The problem ->
Once the records below have been read, copy them all out exactly.

[Data items]
↓↓↓

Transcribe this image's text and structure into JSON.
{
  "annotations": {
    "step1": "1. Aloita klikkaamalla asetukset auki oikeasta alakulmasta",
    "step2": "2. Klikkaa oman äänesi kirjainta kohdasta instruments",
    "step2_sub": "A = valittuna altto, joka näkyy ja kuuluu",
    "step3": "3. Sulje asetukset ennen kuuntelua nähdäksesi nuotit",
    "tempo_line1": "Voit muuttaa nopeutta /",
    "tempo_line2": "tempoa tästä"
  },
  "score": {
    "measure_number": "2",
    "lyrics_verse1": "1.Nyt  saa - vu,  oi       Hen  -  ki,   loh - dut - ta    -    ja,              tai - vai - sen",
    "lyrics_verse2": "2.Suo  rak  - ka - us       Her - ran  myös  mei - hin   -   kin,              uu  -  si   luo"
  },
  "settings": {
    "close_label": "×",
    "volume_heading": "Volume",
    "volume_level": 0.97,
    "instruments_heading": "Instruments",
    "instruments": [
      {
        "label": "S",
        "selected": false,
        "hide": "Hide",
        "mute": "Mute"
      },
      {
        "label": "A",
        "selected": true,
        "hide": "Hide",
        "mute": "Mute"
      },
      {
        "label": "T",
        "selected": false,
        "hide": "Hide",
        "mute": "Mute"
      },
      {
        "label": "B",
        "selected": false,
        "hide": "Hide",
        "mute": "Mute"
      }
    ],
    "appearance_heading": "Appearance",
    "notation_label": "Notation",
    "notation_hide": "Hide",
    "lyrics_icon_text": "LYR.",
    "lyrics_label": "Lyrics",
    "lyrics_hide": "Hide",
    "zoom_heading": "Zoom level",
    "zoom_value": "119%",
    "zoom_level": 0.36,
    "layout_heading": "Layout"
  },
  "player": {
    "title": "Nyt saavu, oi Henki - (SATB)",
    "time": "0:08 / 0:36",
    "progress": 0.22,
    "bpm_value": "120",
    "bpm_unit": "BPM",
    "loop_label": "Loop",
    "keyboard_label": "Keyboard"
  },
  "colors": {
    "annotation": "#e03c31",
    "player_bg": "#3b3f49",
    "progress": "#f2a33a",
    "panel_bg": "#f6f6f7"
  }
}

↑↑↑

Solution to this task ->
Transcribe this image's text and structure into JSON.
{
  "annotations": {
    "step1": "1. Aloita klikkaamalla asetukset auki oikeasta alakulmasta",
    "step2": "2. Klikkaa oman äänesi kirjainta kohdasta instruments",
    "step2_sub": "A = valittuna altto, joka näkyy ja kuuluu",
    "step3": "3. Sulje asetukset ennen kuuntelua nähdäksesi nuotit",
    "tempo_line1": "Voit muuttaa nopeutta /",
    "tempo_line2": "tempoa tästä"
  },
  "score": {
    "measure_number": "2",
    "lyrics_verse1": "1.Nyt  saa - vu,  oi       Hen  -  ki,   loh - dut - ta    -    ja,              tai - vai - sen",
    "lyrics_verse2": "2.Suo  rak  - ka - us       Her - ran  myös  mei - hin   -   kin,              uu  -  si   luo"
  },
  "settings": {
    "close_label": "×",
    "volume_heading": "Volume",
    "volume_level": 0.97,
    "instruments_heading": "Instruments",
    "instruments": [
      {
        "label": "S",
        "selected": false,
        "hide": "Hide",
        "mute": "Mute"
      },
      {
        "label": "A",
        "selected": true,
        "hide": "Hide",
        "mute": "Mute"
      },
      {
        "label": "T",
        "selected": false,
        "hide": "Hide",
        "mute": "Mute"
      },
      {
        "label": "B",
        "selected": false,
        "hide": "Hide",
        "mute": "Mute"
      }
    ],
    "appearance_heading": "Appearance",
    "notation_label": "Notation",
    "notation_hide": "Hide",
    "lyrics_icon_text": "LYR.",
    "lyrics_label": "Lyrics",
    "lyrics_hide": "Hide",
    "zoom_heading": "Zoom level",
    "zoom_value": "119%",
    "zoom_level": 0.36,
    "layout_heading": "Layout"
  },
  "player": {
    "title": "Nyt saavu, oi Henki - (SATB)",
    "time": "0:08 / 0:36",
    "progress": 0.22,
    "bpm_value": "120",
    "bpm_unit": "BPM",
    "loop_label": "Loop",
    "keyboard_label": "Keyboard"
  },
  "colors": {
    "annotation": "#e03c31",
    "player_bg": "#3b3f49",
    "progress": "#f2a33a",
    "panel_bg": "#f6f6f7"
  }
}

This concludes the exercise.